At just 10 years old Valerie Mercado can see the writing on the wall for the future employment marketplace: “If I am bilingual and biliterate I have a better chance at a good job than someone who isn’t. If you look at the job ads in the newspaper a lot of them say bilingual needed,” she said.
Mercado is one of nearly 250 students learning English and Spanish in the Delhi Unified School District’s Dual Language Immersion Academy — housed at Harmony School.
The DLA was created in 2004 at the urging for Delhi parents. That cohort of students is largely intact and currently in seventh grade. Since that first year the DLA program has remained an “80/20” model. Basically students begin the DLA in kindergarten and teachers speak 80 percent Spanish and 20 percent English. By the time DLA students reach the 8th grade the percent is flipped and they are taught in 20 percent Spanish and 80 percent English.
“In an ideal situation we would want to start at 50/50 but with our high percentage of Latino students who come from Spanish-only speaking homes we decided to start with the 80/20. We are looking at the language. A child’s brain is able absorb and learn two languages in those early years of education,” said Harmony Principal Richard Perez.
Perez is referring to bilingual cognitive advantage in which the brain is able to learn languages easier in childhood than in adulthood. It is also believed that once a person learns two languages other languages are easily acquired.
DUSD Director of Curriculum and Instruction Sue Gomes said her own son benefitted from exposure to a second language.
“My son went to a daycare provider who spoke nothing but Assyrian and he would come home and speak Assyrian. As he got older he just picked up Spanish and now he is fluent in it. I think learning a second language at a young age opens the door,” said Gomes.

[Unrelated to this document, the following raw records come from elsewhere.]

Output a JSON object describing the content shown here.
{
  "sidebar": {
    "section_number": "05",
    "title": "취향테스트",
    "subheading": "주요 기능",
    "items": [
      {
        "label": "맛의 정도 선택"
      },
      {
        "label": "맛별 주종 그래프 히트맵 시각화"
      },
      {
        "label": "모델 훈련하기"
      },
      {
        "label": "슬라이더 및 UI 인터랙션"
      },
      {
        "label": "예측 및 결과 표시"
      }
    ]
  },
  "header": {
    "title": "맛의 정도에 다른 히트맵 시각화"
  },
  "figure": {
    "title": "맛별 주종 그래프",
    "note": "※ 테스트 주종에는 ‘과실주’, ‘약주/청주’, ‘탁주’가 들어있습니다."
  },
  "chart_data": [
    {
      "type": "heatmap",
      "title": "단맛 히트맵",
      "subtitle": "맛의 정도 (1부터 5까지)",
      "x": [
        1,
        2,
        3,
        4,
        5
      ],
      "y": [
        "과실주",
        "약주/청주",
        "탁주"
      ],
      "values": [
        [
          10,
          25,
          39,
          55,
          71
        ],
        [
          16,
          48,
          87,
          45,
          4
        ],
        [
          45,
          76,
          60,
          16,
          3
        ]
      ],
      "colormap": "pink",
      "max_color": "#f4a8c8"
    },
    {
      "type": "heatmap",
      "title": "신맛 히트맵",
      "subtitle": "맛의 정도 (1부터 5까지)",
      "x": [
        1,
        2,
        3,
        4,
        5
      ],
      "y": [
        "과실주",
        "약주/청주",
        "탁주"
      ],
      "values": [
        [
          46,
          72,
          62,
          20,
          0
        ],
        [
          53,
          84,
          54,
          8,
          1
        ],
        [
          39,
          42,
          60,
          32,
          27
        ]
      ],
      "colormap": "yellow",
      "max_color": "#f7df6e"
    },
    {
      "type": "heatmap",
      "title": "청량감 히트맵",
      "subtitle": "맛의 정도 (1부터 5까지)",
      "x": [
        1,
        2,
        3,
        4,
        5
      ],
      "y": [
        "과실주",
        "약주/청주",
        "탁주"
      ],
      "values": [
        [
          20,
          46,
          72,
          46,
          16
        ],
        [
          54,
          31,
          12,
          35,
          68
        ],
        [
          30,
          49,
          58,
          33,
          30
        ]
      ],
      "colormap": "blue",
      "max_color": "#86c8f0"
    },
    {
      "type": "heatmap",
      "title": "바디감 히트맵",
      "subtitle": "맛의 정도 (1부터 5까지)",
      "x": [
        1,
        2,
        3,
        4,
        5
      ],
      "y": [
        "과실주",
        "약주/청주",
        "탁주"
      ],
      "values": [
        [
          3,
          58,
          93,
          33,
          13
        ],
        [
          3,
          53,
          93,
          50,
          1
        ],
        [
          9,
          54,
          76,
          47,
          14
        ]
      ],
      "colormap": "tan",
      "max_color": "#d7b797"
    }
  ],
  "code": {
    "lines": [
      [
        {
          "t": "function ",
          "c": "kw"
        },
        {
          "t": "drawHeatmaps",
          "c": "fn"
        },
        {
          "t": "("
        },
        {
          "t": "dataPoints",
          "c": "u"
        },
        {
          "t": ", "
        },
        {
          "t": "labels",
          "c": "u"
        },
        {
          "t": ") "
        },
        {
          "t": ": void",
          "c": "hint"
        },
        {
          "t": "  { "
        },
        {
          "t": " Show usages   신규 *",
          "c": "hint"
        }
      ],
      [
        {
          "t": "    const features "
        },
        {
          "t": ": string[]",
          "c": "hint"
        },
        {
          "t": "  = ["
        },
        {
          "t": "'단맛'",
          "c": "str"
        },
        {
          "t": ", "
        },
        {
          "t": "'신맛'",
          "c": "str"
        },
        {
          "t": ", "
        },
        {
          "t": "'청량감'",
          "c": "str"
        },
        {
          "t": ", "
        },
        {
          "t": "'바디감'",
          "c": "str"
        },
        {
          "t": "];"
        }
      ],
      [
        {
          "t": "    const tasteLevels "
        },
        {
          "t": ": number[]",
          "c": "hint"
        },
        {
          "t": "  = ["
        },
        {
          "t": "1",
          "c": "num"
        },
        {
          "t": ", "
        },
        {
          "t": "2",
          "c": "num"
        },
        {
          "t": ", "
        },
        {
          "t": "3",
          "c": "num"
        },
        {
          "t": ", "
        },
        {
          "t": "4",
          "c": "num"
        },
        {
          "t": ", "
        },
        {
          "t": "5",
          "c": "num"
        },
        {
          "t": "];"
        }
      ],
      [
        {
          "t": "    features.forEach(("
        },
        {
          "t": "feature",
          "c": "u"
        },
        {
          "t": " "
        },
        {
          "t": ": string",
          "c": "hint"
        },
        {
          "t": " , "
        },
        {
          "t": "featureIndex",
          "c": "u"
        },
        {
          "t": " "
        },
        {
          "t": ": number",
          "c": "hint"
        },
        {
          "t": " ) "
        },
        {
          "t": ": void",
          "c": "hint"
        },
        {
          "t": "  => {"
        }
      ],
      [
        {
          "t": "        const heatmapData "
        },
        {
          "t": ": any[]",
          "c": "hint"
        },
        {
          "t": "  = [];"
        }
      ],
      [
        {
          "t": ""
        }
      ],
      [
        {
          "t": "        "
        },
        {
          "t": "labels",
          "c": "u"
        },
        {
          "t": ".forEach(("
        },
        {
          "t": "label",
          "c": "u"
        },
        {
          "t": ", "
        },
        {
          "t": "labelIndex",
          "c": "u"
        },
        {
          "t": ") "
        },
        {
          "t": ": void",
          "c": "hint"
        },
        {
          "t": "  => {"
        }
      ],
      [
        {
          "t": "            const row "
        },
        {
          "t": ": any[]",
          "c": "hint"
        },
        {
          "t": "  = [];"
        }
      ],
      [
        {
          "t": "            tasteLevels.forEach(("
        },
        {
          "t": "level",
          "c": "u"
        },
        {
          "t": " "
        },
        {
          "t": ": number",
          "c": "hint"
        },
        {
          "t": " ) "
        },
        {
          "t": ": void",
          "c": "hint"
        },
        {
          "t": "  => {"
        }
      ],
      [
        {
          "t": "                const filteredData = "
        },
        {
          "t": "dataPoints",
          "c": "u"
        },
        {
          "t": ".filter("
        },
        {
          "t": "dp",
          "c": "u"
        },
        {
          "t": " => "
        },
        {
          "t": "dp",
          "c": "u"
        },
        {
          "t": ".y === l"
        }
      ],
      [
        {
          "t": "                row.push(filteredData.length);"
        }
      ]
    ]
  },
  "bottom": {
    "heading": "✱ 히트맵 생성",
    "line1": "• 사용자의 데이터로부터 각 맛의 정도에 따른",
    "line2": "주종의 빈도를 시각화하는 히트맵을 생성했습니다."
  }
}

While the effects of bilingual learning can be debated, one aspect of the DLA cannot — it is preparing students for the future (and current) workplace and it is teaching an appreciation of different cultures.
“We have white, Latino, Hmong and Sikh children in our program. Some of our second or third generation Latino parents who never learned their native language from their parents now see the value in bilingual education — not just for employment but for the appreciation of culture,” explained Perez.
Next year when the first cohort of bilingual education students graduate from 8th grade Perez plans to present them with a bilingual certificate of recognition — something that says the students have obtained a certain level of mastery in two languages.
“It will be something to encourage them to continue their bilingual education and work to earn their bilingual seal of proficiency on their high school diploma,” said Perez.
Harmony school and the DLA are part of the Central Valley Dual Language Consortium, made up of about 10 schools that teach bilingual education, including Osborn Two-Way Immersion Academy and Dutcher Middle School in Turlock, as well as Elim Elementary in Hilmar.